Now, stem cells are giving gunshot victims, cancer patients, and others new hope.

Oral Surgeon Doctor Robert Marx examines Ramsey Hasan's new mouth. "A wisdom tooth extraction went bad. I lost a significant portion of my jaw."

Doctor Marx used a surgical technique, called In-Situ tissue engineering, to grow Ramsey a new jaw. Stem cells are harvested from the hip bone during reconstructive surgery. Cadaver bone and a special protein called bmp help those stem cells grow bone. "In here are the stem cells that the bmp is going to signal to form bone."

The components are secured with a titanium plate and, "In six months the bone is absolutely normal. Any of the cadaver bone is dissolved and replaced by the patient's own bone, stimulated by the bmp, and actually produced by the bone marrow."

Now, Ramsey's healed and he's happy with the results. "I now have a healthy gum, a healthy jaw, which is most important, and some fake teeth that don't feel fake."

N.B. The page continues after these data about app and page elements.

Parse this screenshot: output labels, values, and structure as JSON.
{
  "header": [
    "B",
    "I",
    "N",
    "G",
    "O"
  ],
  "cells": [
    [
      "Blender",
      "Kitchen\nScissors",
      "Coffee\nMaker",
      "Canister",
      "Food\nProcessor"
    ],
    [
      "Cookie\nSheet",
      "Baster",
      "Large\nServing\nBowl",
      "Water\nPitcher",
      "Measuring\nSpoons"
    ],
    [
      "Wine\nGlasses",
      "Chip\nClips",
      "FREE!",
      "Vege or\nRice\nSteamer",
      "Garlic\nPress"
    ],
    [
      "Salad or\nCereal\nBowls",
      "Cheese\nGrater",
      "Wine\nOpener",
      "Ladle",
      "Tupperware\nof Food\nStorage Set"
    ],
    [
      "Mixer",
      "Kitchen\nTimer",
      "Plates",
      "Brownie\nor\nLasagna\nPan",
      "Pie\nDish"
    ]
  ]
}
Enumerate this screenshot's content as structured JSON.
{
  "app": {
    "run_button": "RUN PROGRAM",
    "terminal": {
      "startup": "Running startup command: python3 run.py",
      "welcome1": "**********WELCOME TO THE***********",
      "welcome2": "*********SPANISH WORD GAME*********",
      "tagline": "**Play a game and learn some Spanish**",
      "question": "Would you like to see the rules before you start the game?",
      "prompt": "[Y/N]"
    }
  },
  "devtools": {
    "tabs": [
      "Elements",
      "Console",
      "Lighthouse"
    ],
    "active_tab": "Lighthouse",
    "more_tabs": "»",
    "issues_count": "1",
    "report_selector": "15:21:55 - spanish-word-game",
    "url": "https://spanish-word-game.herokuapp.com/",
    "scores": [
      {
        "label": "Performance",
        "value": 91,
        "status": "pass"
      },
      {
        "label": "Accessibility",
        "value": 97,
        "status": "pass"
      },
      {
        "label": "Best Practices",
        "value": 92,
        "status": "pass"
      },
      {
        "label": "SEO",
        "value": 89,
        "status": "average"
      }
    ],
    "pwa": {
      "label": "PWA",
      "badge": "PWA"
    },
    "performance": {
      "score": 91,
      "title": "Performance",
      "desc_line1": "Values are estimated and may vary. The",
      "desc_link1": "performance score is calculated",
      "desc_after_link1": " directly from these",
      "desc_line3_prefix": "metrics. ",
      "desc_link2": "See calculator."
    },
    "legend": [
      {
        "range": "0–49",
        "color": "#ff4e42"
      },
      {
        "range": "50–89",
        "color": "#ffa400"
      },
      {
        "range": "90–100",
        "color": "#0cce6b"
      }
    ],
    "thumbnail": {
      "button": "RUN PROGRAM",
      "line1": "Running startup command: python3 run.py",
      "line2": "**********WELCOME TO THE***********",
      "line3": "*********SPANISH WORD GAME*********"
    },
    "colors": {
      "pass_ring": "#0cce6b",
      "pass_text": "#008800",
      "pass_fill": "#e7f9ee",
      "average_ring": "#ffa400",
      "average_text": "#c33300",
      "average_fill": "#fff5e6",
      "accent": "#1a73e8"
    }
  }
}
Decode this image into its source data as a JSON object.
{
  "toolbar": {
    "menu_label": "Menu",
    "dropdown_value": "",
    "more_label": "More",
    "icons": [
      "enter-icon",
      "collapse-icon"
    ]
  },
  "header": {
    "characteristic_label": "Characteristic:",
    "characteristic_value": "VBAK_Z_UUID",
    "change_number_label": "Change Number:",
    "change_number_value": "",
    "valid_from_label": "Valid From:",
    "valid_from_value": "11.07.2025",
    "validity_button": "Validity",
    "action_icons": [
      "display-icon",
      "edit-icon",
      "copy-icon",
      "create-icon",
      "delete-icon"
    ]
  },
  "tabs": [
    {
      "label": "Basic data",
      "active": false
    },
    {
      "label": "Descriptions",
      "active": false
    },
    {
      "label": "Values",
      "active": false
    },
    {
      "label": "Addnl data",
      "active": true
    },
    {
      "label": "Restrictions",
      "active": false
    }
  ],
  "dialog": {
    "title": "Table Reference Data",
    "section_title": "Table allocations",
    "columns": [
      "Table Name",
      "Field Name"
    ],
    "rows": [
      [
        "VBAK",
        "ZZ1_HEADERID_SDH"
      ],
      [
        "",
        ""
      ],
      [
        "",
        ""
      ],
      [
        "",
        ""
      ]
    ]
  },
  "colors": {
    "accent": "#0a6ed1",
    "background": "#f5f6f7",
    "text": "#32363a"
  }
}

Doctor Marx helped pioneer this stem cell procedure at the University of Miami. Right now, he is the only one performing it, but he is currently teaching the technique to other doctors around the country. Traditionally, bone is taken from the hip or leg and surgically implanted into the jaw. That means a longer hospital stay and longer overall recovery time.